Lake Winnipeg is the largest lake in Manitoba, Canada, and is one of the largest hydro-reservoirs in the world. The main tributaries of Lake Winnipeg, the Red River of the North and the Winnipeg River, include three water level control structures and eight hydroelectric dams. Productive commercial and recreational fisheries are also located within the basin, which makes it a key resource for a variety of stakeholders. The Lake Winnipeg Basin Fish Movement Project is a collaborative project aiming to address questions from across the stakeholders in order to inform fisheries management and river restoration.
The project not only covers a broad geographical range, but has also monitored several key species over six years. Of particular interest are two fish species, the Bigmouth Buffalo (Ictiobus cyprinellus), whose population declines are thought to be a result of river fragmentation besides other factors, and the Channel Catfish (Ictalurus punctatus), which is a host species for the endangered Mapleleaf freshwater mussel (Quadrula quadrula) as well a trophy species for recreational fishing. These species are also useful indicator species in this system due to their contrasting ecology. The Bigmouth Buffalo are filter-feeders that use fine gill rakers to strain food items from the surface and middle of the water column. In contrast, Channel Catfish are a bottom-dwelling (benthic) species, feeding on fish, macroinvertebrates, and material from the riverbed.
Tracking fish movement
Acoustic telemetry has become a widespread and popular tool for investigating aquatic animal ecology, as it provides abundant data without the vast sample size required for traditional mark-recapture techniques. Fish were caught using a mixture of electrofishing, angling and gill netting and acoustic transmitters were implanted in the body cavity. Over 200 receivers were then installed in a grid system across Lake Winnipeg and along the two main tributaries to capture data from the transmitters. Data simulation work within the research team had shown grid sampling can improve the accuracy of movement data compared with previously used linear approaches.
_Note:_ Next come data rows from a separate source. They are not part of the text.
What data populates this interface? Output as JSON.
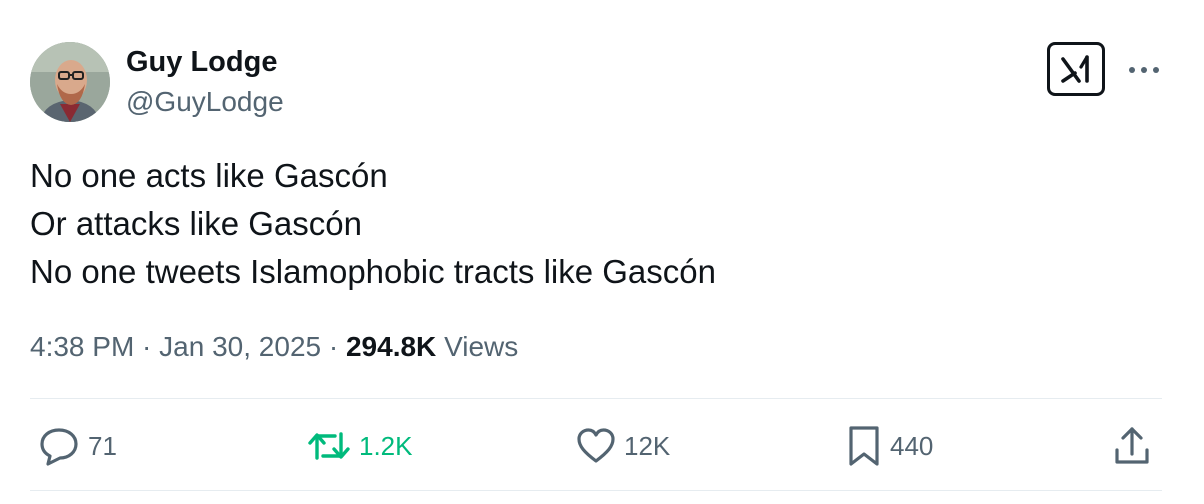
{
  "author": {
    "display_name": "Guy Lodge",
    "handle": "@GuyLodge",
    "avatar_icon": "user-avatar-photo"
  },
  "header_actions": {
    "grok_icon": "grok-icon",
    "more_icon": "more-horizontal-icon"
  },
  "tweet": {
    "lines": [
      "No one acts like Gascón",
      "Or attacks like Gascón",
      "No one tweets Islamophobic tracts like Gascón"
    ]
  },
  "meta": {
    "time": "4:38 PM",
    "separator": " · ",
    "date": "Jan 30, 2025",
    "views_count": "294.8K",
    "views_label": "Views"
  },
  "actions": {
    "replies": {
      "icon": "reply-icon",
      "count": "71"
    },
    "retweets": {
      "icon": "retweet-icon",
      "count": "1.2K",
      "color": "#00ba7c"
    },
    "likes": {
      "icon": "heart-icon",
      "count": "12K"
    },
    "bookmarks": {
      "icon": "bookmark-icon",
      "count": "440"
    },
    "share": {
      "icon": "share-icon"
    }
  },
  "colors": {
    "text_primary": "#0f1419",
    "text_secondary": "#536471",
    "retweet_green": "#00ba7c",
    "divider": "#e6ecf0"
  }
}
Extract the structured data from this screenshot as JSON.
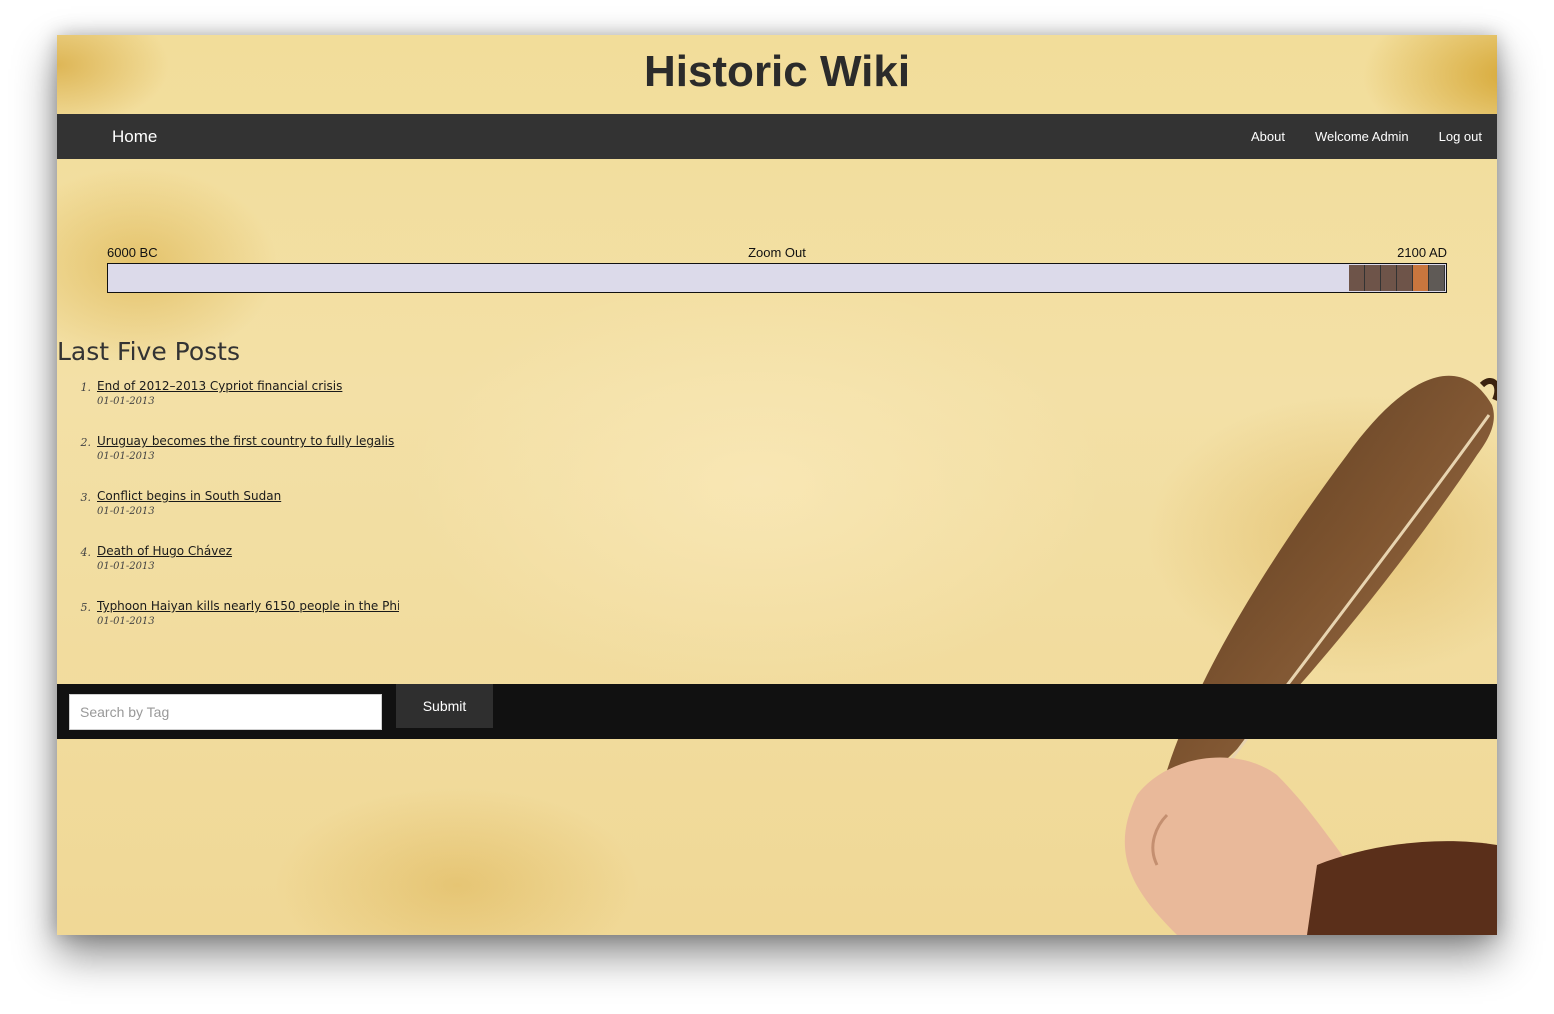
{
  "site": {
    "title": "Historic Wiki"
  },
  "nav": {
    "home": "Home",
    "links": [
      "About",
      "Welcome Admin",
      "Log out"
    ]
  },
  "timeline": {
    "start_label": "6000 BC",
    "zoom_label": "Zoom Out",
    "end_label": "2100 AD",
    "block_colors": [
      "#6e5449",
      "#6e5449",
      "#6e5449",
      "#6e5449",
      "#c9763e",
      "#5f5a56"
    ]
  },
  "posts": {
    "heading": "Last Five Posts",
    "items": [
      {
        "num": "1.",
        "title": "End of 2012–2013 Cypriot financial crisis",
        "date": "01-01-2013"
      },
      {
        "num": "2.",
        "title": "Uruguay becomes the first country to fully legalis",
        "date": "01-01-2013"
      },
      {
        "num": "3.",
        "title": "Conflict begins in South Sudan",
        "date": "01-01-2013"
      },
      {
        "num": "4.",
        "title": "Death of Hugo Chávez",
        "date": "01-01-2013"
      },
      {
        "num": "5.",
        "title": "Typhoon Haiyan kills nearly 6150 people in the Phi",
        "date": "01-01-2013"
      }
    ]
  },
  "search": {
    "placeholder": "Search by Tag",
    "submit_label": "Submit"
  }
}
The telemetry data provided valuable insights into the movement patterns of the two species both in terms of location and time. Bigmouth Buffalo were found to move around a much larger home range compared to the Channel Catfish. In addition, the data suggested the activity levels of both were higher during the open water season between April and October, compared to during the ice-on season (November to March). The data also allowed the researchers to identify locations currently creating bottlenecks for connectivity and highlighted particular restriction in the upstream movement of both species across dams and other barriers, while movement downstream was less restricted.
Restoring connectivity is a major goal for conservation efforts, fisheries management and river restoration projects.
As well as providing data on connectivity, the data also suggested interesting timing of movement in relation to water flow. Both species appeared to be triggered into movement by peak flows. Further investigation of this area will be needed to manage passage and provide further information for fisheries conservation management.
Conservation and restoration
This study has provided evidence of the problems human infrastructure barriers can create for potadromous fish species migrating within freshwater basins. The team hope this data will help find solutions by informing fisheries management strategies and restoration priorities. The collaborative nature of the project has brought together stakeholders with differing questions and priorities for whom the river is a shared resource.
What have the three of you found most rewarding about your work on this project?